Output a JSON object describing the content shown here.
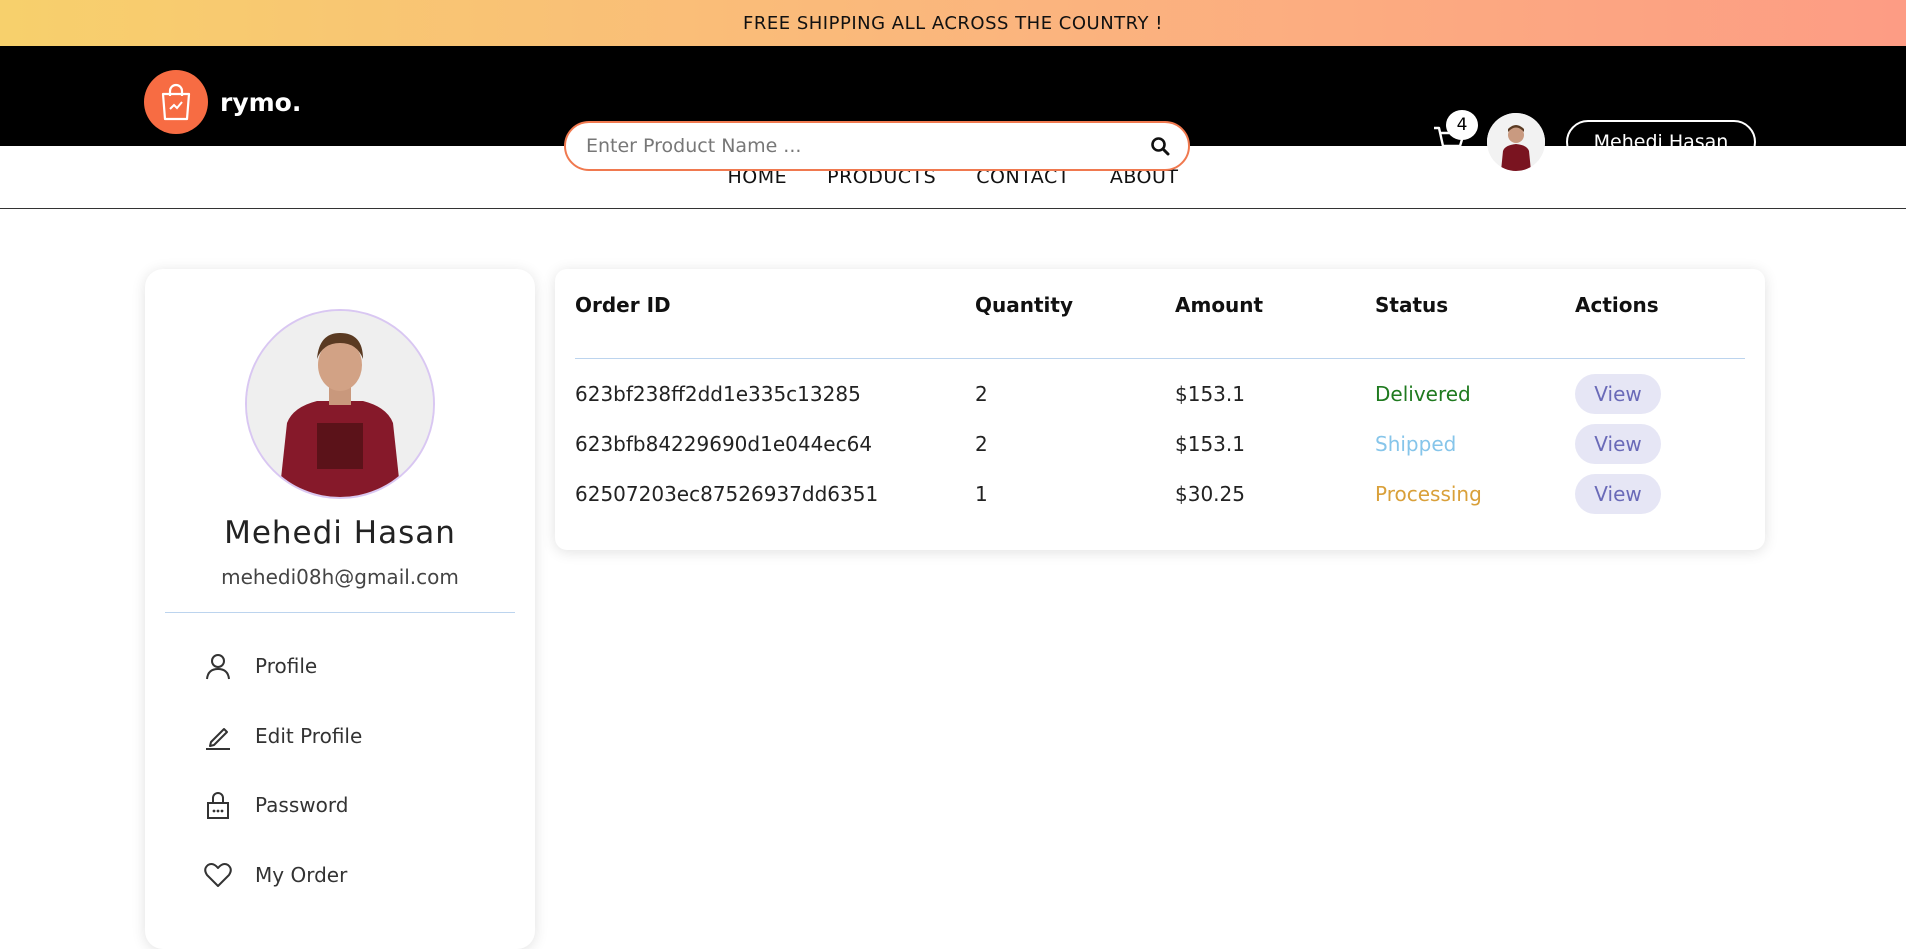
{
  "promo": {
    "text": "FREE SHIPPING ALL ACROSS THE COUNTRY !"
  },
  "header": {
    "brand": "rymo.",
    "search_placeholder": "Enter Product Name ...",
    "cart_count": "4",
    "user_name": "Mehedi Hasan"
  },
  "nav": {
    "items": [
      "HOME",
      "PRODUCTS",
      "CONTACT",
      "ABOUT"
    ]
  },
  "profile": {
    "name": "Mehedi Hasan",
    "email": "mehedi08h@gmail.com",
    "menu": [
      {
        "label": "Profile",
        "icon": "user-icon"
      },
      {
        "label": "Edit Profile",
        "icon": "pencil-icon"
      },
      {
        "label": "Password",
        "icon": "lock-icon"
      },
      {
        "label": "My Order",
        "icon": "heart-icon"
      }
    ]
  },
  "orders": {
    "columns": [
      "Order ID",
      "Quantity",
      "Amount",
      "Status",
      "Actions"
    ],
    "rows": [
      {
        "id": "623bf238ff2dd1e335c13285",
        "qty": "2",
        "amount": "$153.1",
        "status": "Delivered",
        "status_color": "#1f7a1f",
        "action": "View"
      },
      {
        "id": "623bfb84229690d1e044ec64",
        "qty": "2",
        "amount": "$153.1",
        "status": "Shipped",
        "status_color": "#86c5ea",
        "action": "View"
      },
      {
        "id": "62507203ec87526937dd6351",
        "qty": "1",
        "amount": "$30.25",
        "status": "Processing",
        "status_color": "#d9a03a",
        "action": "View"
      }
    ]
  },
  "colors": {
    "accent": "#f76c43",
    "header_bg": "#000000",
    "view_bg": "#e6e6f5",
    "view_text": "#6a6ab8"
  }
}
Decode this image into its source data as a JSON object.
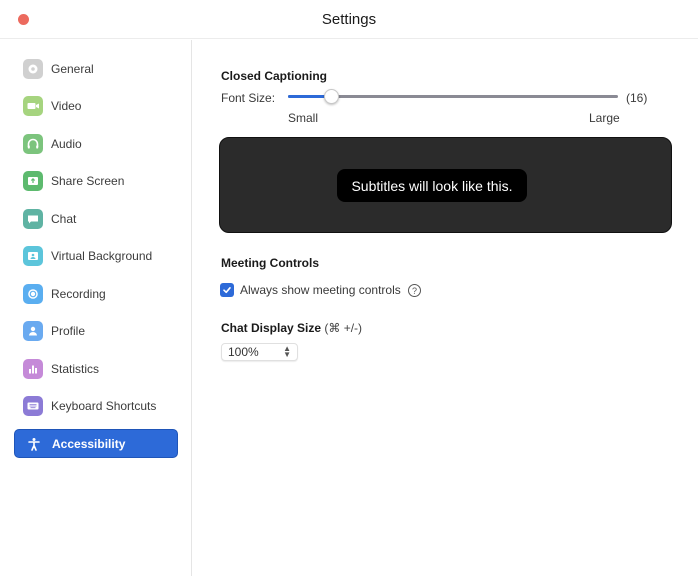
{
  "window": {
    "title": "Settings"
  },
  "sidebar": {
    "items": [
      {
        "label": "General",
        "icon": "gear-icon",
        "color": "#d0d0d0",
        "active": false
      },
      {
        "label": "Video",
        "icon": "video-icon",
        "color": "#a6d47f",
        "active": false
      },
      {
        "label": "Audio",
        "icon": "headphones-icon",
        "color": "#7cc47d",
        "active": false
      },
      {
        "label": "Share Screen",
        "icon": "share-screen-icon",
        "color": "#5dba6e",
        "active": false
      },
      {
        "label": "Chat",
        "icon": "chat-icon",
        "color": "#5fb3a3",
        "active": false
      },
      {
        "label": "Virtual Background",
        "icon": "virtual-background-icon",
        "color": "#5cc5db",
        "active": false
      },
      {
        "label": "Recording",
        "icon": "recording-icon",
        "color": "#5aaef0",
        "active": false
      },
      {
        "label": "Profile",
        "icon": "profile-icon",
        "color": "#6aaaf0",
        "active": false
      },
      {
        "label": "Statistics",
        "icon": "statistics-icon",
        "color": "#c58ad8",
        "active": false
      },
      {
        "label": "Keyboard Shortcuts",
        "icon": "keyboard-icon",
        "color": "#8c7bd6",
        "active": false
      },
      {
        "label": "Accessibility",
        "icon": "accessibility-icon",
        "color": "#2d6ad8",
        "active": true
      }
    ]
  },
  "closed_captioning": {
    "heading": "Closed Captioning",
    "font_size_label": "Font Size:",
    "font_size_value": "(16)",
    "slider_fraction": 0.13,
    "min_label": "Small",
    "max_label": "Large",
    "preview_text": "Subtitles will look like this."
  },
  "meeting_controls": {
    "heading": "Meeting Controls",
    "checkbox_label": "Always show meeting controls",
    "checked": true,
    "help_glyph": "?"
  },
  "chat_display": {
    "heading": "Chat Display Size",
    "shortcut_hint": "(⌘ +/-)",
    "selected_value": "100%"
  }
}
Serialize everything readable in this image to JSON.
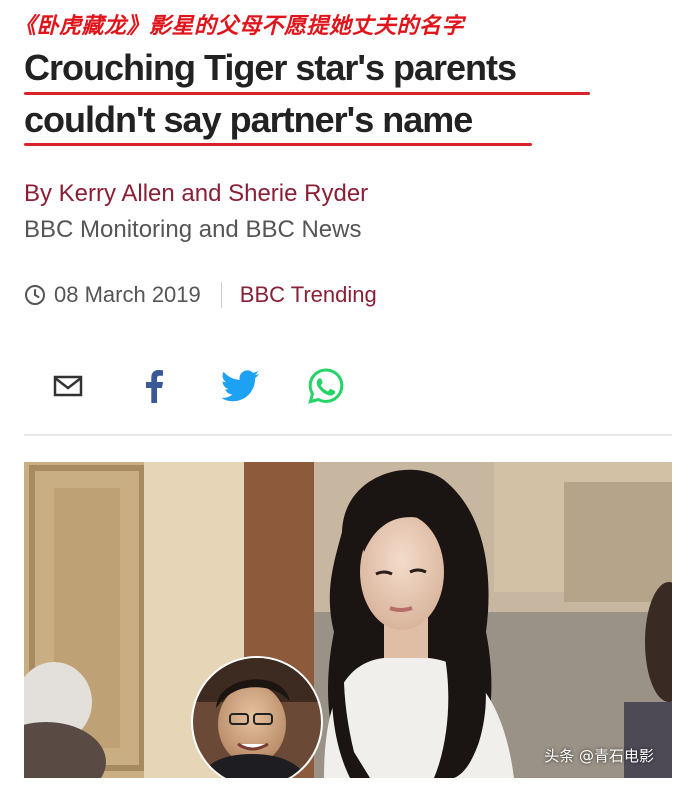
{
  "annotation": {
    "chinese_title": "《卧虎藏龙》影星的父母不愿提她丈夫的名字"
  },
  "article": {
    "headline_line1": "Crouching Tiger star's parents",
    "headline_line2": "couldn't say partner's name",
    "byline": "By Kerry Allen and Sherie Ryder",
    "source": "BBC Monitoring and BBC News",
    "date": "08 March 2019",
    "category": "BBC Trending"
  },
  "share": {
    "icons": [
      "email-icon",
      "facebook-icon",
      "twitter-icon",
      "whatsapp-icon"
    ]
  },
  "image": {
    "watermark": "头条 @青石电影"
  },
  "colors": {
    "annotation_red": "#e0151b",
    "underline_red": "#d8232a",
    "byline_maroon": "#8a1f35",
    "twitter_blue": "#1da1f2",
    "whatsapp_green": "#25d366"
  }
}
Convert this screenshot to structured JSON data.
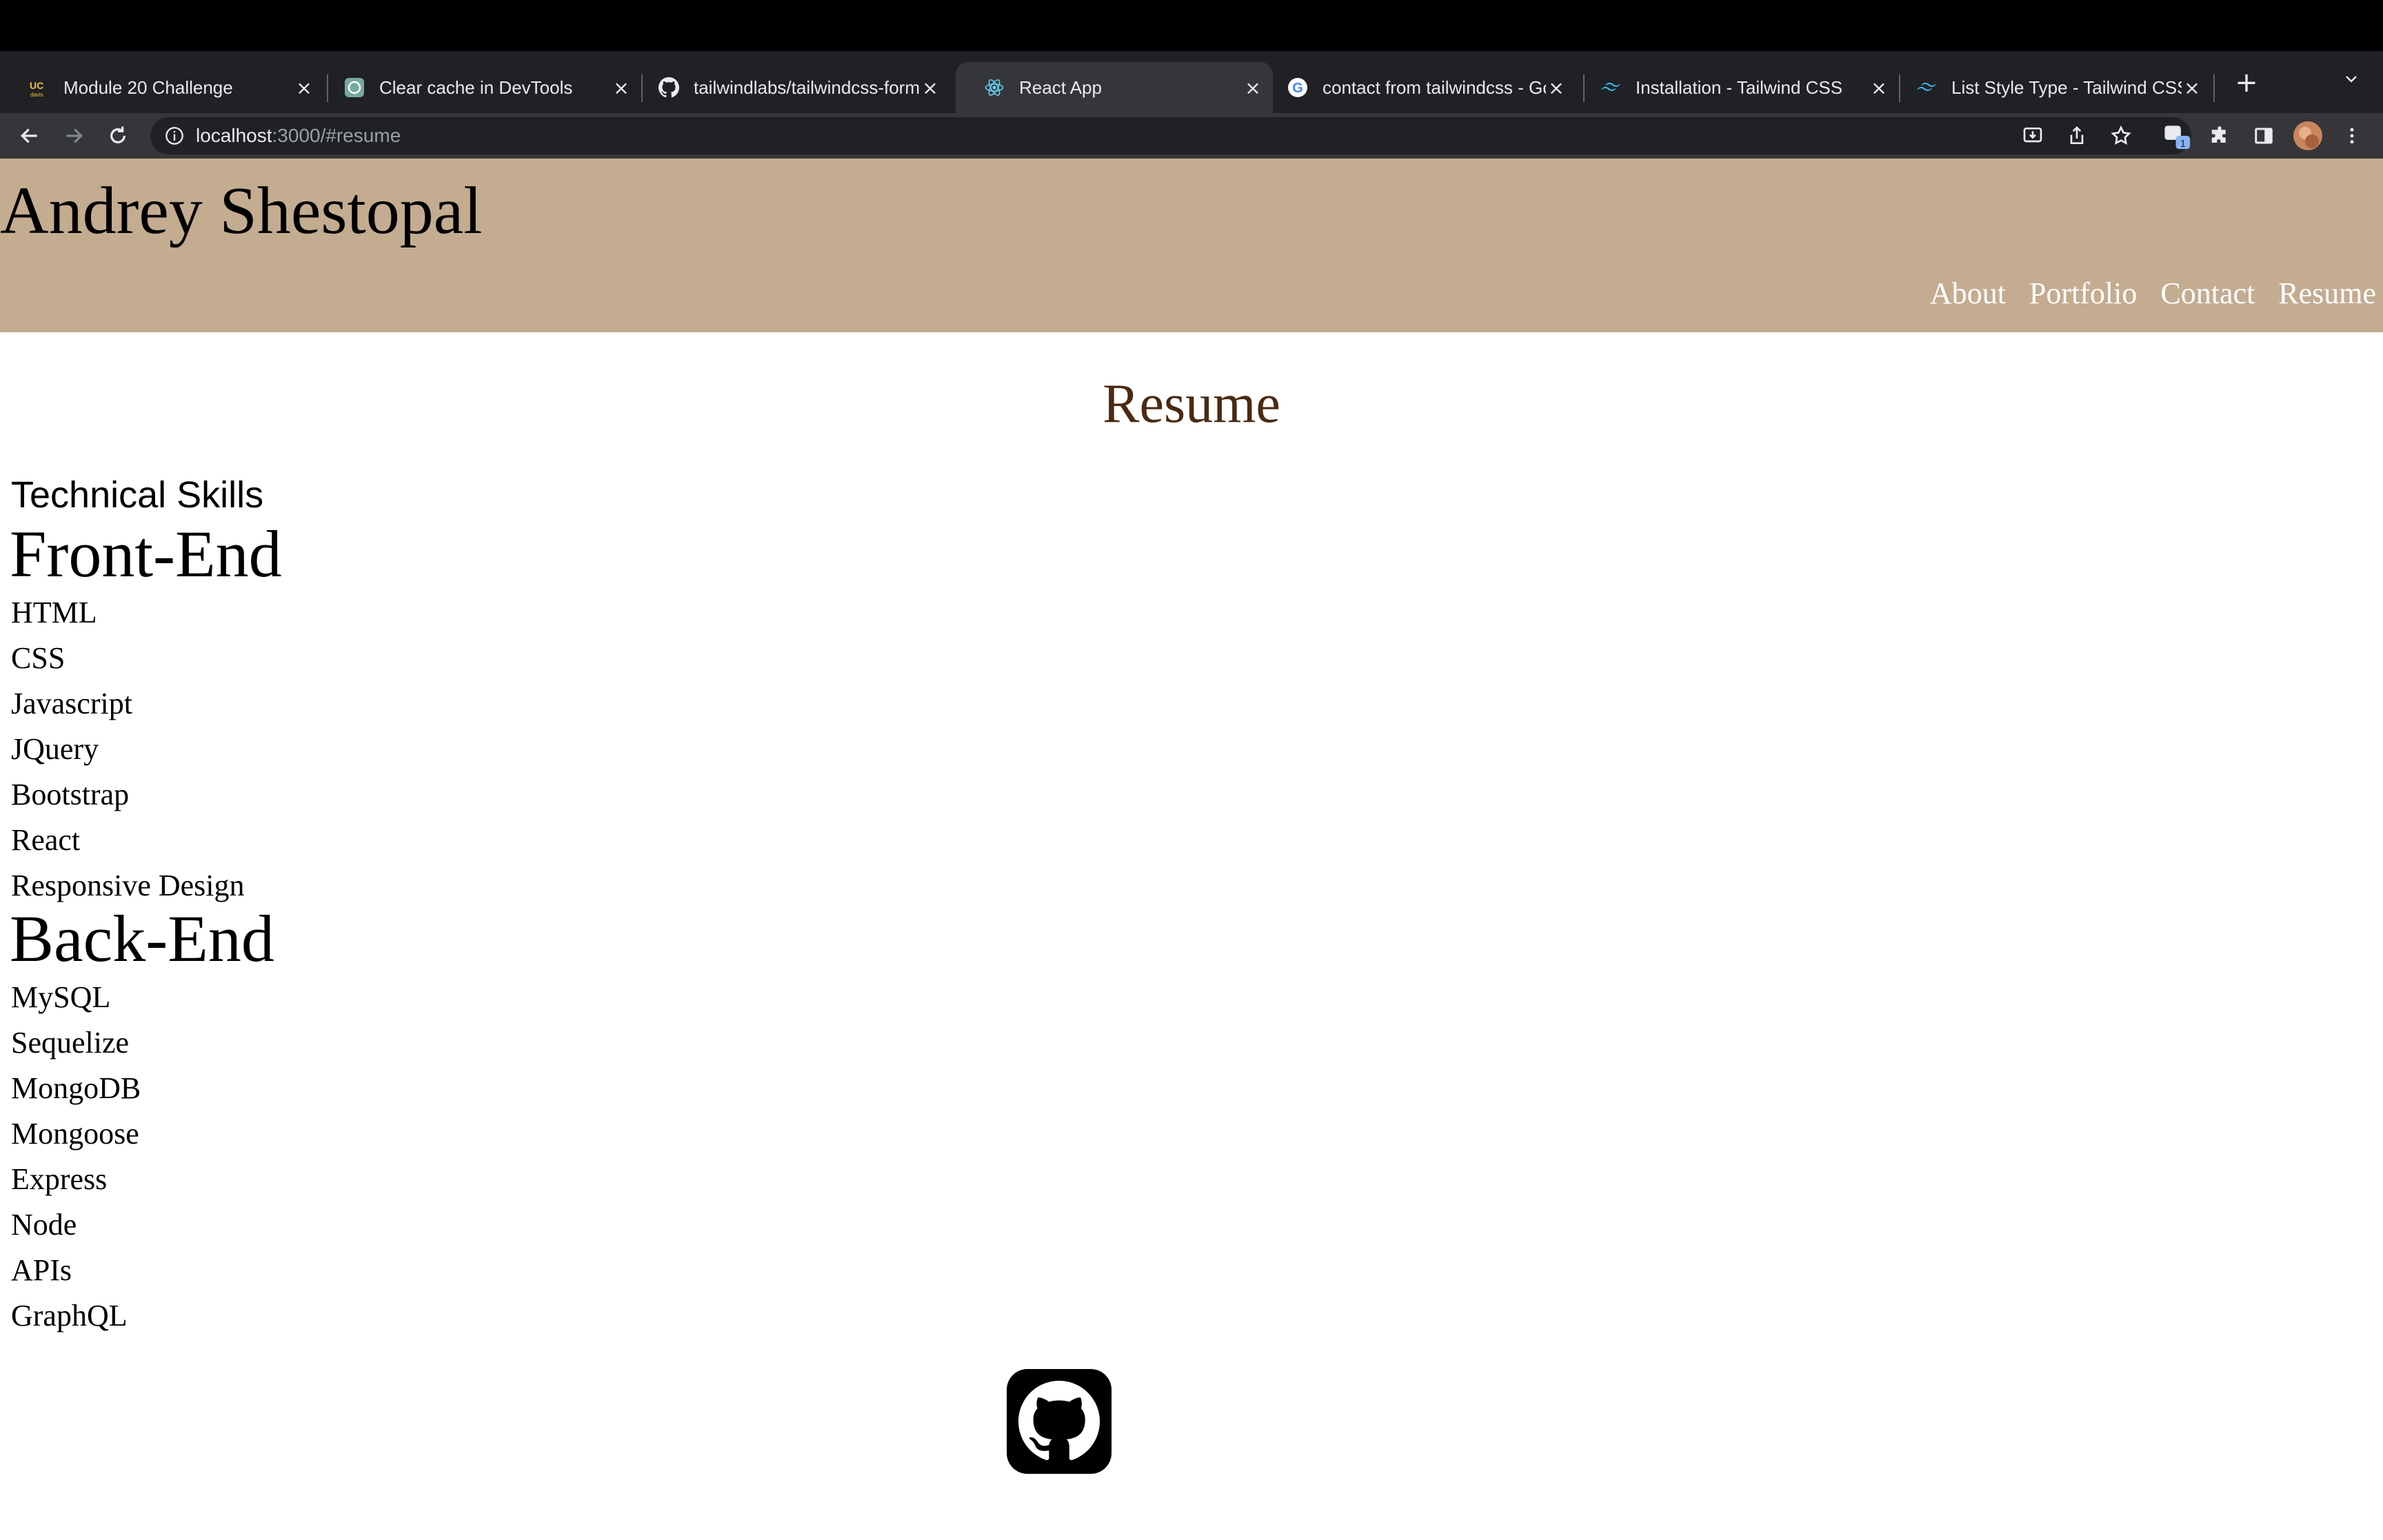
{
  "browser": {
    "tabs": [
      {
        "title": "Module 20 Challenge",
        "icon": "bootcamp-icon",
        "active": false
      },
      {
        "title": "Clear cache in DevTools",
        "icon": "chatgpt-icon",
        "active": false
      },
      {
        "title": "tailwindlabs/tailwindcss-form",
        "icon": "github-icon",
        "active": false
      },
      {
        "title": "React App",
        "icon": "react-icon",
        "active": true
      },
      {
        "title": "contact from tailwindcss - Go",
        "icon": "google-icon",
        "active": false
      },
      {
        "title": "Installation - Tailwind CSS",
        "icon": "tailwind-icon",
        "active": false
      },
      {
        "title": "List Style Type - Tailwind CSS",
        "icon": "tailwind-icon",
        "active": false
      }
    ],
    "address": {
      "host": "localhost",
      "rest": ":3000/#resume"
    },
    "extension_badge": "1"
  },
  "site": {
    "name": "Andrey Shestopal",
    "nav": [
      "About",
      "Portfolio",
      "Contact",
      "Resume"
    ]
  },
  "resume": {
    "title": "Resume",
    "skills_heading": "Technical Skills",
    "front_end": {
      "heading": "Front-End",
      "items": [
        "HTML",
        "CSS",
        "Javascript",
        "JQuery",
        "Bootstrap",
        "React",
        "Responsive Design"
      ]
    },
    "back_end": {
      "heading": "Back-End",
      "items": [
        "MySQL",
        "Sequelize",
        "MongoDB",
        "Mongoose",
        "Express",
        "Node",
        "APIs",
        "GraphQL"
      ]
    }
  },
  "footer": {
    "link_icon": "github-icon"
  },
  "colors": {
    "header_bg": "#c4ac91",
    "page_title": "#4a2a12",
    "nav_text": "#ffffff"
  }
}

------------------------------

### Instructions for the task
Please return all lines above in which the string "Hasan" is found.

### Solved exercise
    "user_name": "Mehedi Hasan"
    "name": "Mehedi Hasan",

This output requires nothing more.